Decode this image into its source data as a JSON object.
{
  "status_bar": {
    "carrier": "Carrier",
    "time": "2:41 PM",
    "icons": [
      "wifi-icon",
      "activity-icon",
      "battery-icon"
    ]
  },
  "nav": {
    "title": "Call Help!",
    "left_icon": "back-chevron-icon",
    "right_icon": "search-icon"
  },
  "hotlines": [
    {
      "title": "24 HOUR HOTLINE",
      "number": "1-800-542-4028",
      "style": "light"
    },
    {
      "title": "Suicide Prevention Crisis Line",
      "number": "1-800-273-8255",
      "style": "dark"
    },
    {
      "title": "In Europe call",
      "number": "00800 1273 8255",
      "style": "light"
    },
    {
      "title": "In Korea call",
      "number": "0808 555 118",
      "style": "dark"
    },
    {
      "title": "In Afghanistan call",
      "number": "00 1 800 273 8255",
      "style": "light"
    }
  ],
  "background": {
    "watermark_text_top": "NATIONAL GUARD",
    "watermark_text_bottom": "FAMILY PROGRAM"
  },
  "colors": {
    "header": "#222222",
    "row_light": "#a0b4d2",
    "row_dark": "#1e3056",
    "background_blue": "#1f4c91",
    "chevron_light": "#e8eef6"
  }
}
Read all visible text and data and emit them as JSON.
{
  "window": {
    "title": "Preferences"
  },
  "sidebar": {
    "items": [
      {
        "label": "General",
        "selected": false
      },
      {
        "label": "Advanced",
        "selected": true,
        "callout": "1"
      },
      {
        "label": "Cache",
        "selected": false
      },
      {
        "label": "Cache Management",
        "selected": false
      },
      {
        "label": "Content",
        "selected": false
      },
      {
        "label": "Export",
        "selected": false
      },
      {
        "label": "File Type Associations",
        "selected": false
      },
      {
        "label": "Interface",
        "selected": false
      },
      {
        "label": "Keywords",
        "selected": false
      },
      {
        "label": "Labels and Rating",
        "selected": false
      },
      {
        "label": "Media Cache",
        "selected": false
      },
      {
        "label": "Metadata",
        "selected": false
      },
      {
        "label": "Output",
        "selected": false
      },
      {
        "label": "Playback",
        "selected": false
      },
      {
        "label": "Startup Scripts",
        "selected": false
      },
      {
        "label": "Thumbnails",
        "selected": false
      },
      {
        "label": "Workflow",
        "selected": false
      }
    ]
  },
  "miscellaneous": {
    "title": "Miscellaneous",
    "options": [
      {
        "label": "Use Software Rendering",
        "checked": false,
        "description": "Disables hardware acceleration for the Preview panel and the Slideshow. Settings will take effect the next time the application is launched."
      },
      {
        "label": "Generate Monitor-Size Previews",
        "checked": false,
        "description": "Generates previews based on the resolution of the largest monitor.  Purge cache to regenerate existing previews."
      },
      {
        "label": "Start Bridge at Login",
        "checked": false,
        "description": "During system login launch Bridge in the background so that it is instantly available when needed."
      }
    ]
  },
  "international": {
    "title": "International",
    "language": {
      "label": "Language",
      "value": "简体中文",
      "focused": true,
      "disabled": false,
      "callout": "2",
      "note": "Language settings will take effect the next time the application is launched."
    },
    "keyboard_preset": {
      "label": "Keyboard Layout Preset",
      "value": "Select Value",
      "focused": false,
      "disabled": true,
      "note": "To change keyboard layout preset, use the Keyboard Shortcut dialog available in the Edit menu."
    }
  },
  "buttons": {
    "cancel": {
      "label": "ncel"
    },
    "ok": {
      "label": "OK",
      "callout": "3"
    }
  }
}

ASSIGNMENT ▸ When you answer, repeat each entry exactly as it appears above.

EXERCISE RESULT ▸
Decode this image into its source data as a JSON object.
{
  "status_bar": {
    "carrier": "Carrier",
    "time": "2:41 PM",
    "icons": [
      "wifi-icon",
      "activity-icon",
      "battery-icon"
    ]
  },
  "nav": {
    "title": "Call Help!",
    "left_icon": "back-chevron-icon",
    "right_icon": "search-icon"
  },
  "hotlines": [
    {
      "title": "24 HOUR HOTLINE",
      "number": "1-800-542-4028",
      "style": "light"
    },
    {
      "title": "Suicide Prevention Crisis Line",
      "number": "1-800-273-8255",
      "style": "dark"
    },
    {
      "title": "In Europe call",
      "number": "00800 1273 8255",
      "style": "light"
    },
    {
      "title": "In Korea call",
      "number": "0808 555 118",
      "style": "dark"
    },
    {
      "title": "In Afghanistan call",
      "number": "00 1 800 273 8255",
      "style": "light"
    }
  ],
  "background": {
    "watermark_text_top": "NATIONAL GUARD",
    "watermark_text_bottom": "FAMILY PROGRAM"
  },
  "colors": {
    "header": "#222222",
    "row_light": "#a0b4d2",
    "row_dark": "#1e3056",
    "background_blue": "#1f4c91",
    "chevron_light": "#e8eef6"
  }
}
Read all visible text and data and emit them as JSON.
{
  "window": {
    "title": "Preferences"
  },
  "sidebar": {
    "items": [
      {
        "label": "General",
        "selected": false
      },
      {
        "label": "Advanced",
        "selected": true,
        "callout": "1"
      },
      {
        "label": "Cache",
        "selected": false
      },
      {
        "label": "Cache Management",
        "selected": false
      },
      {
        "label": "Content",
        "selected": false
      },
      {
        "label": "Export",
        "selected": false
      },
      {
        "label": "File Type Associations",
        "selected": false
      },
      {
        "label": "Interface",
        "selected": false
      },
      {
        "label": "Keywords",
        "selected": false
      },
      {
        "label": "Labels and Rating",
        "selected": false
      },
      {
        "label": "Media Cache",
        "selected": false
      },
      {
        "label": "Metadata",
        "selected": false
      },
      {
        "label": "Output",
        "selected": false
      },
      {
        "label": "Playback",
        "selected": false
      },
      {
        "label": "Startup Scripts",
        "selected": false
      },
      {
        "label": "Thumbnails",
        "selected": false
      },
      {
        "label": "Workflow",
        "selected": false
      }
    ]
  },
  "miscellaneous": {
    "title": "Miscellaneous",
    "options": [
      {
        "label": "Use Software Rendering",
        "checked": false,
        "description": "Disables hardware acceleration for the Preview panel and the Slideshow. Settings will take effect the next time the application is launched."
      },
      {
        "label": "Generate Monitor-Size Previews",
        "checked": false,
        "description": "Generates previews based on the resolution of the largest monitor.  Purge cache to regenerate existing previews."
      },
      {
        "label": "Start Bridge at Login",
        "checked": false,
        "description": "During system login launch Bridge in the background so that it is instantly available when needed."
      }
    ]
  },
  "international": {
    "title": "International",
    "language": {
      "label": "Language",
      "value": "简体中文",
      "focused": true,
      "disabled": false,
      "callout": "2",
      "note": "Language settings will take effect the next time the application is launched."
    },
    "keyboard_preset": {
      "label": "Keyboard Layout Preset",
      "value": "Select Value",
      "focused": false,
      "disabled": true,
      "note": "To change keyboard layout preset, use the Keyboard Shortcut dialog available in the Edit menu."
    }
  },
  "buttons": {
    "cancel": {
      "label": "ncel"
    },
    "ok": {
      "label": "OK",
      "callout": "3"
    }
  }
}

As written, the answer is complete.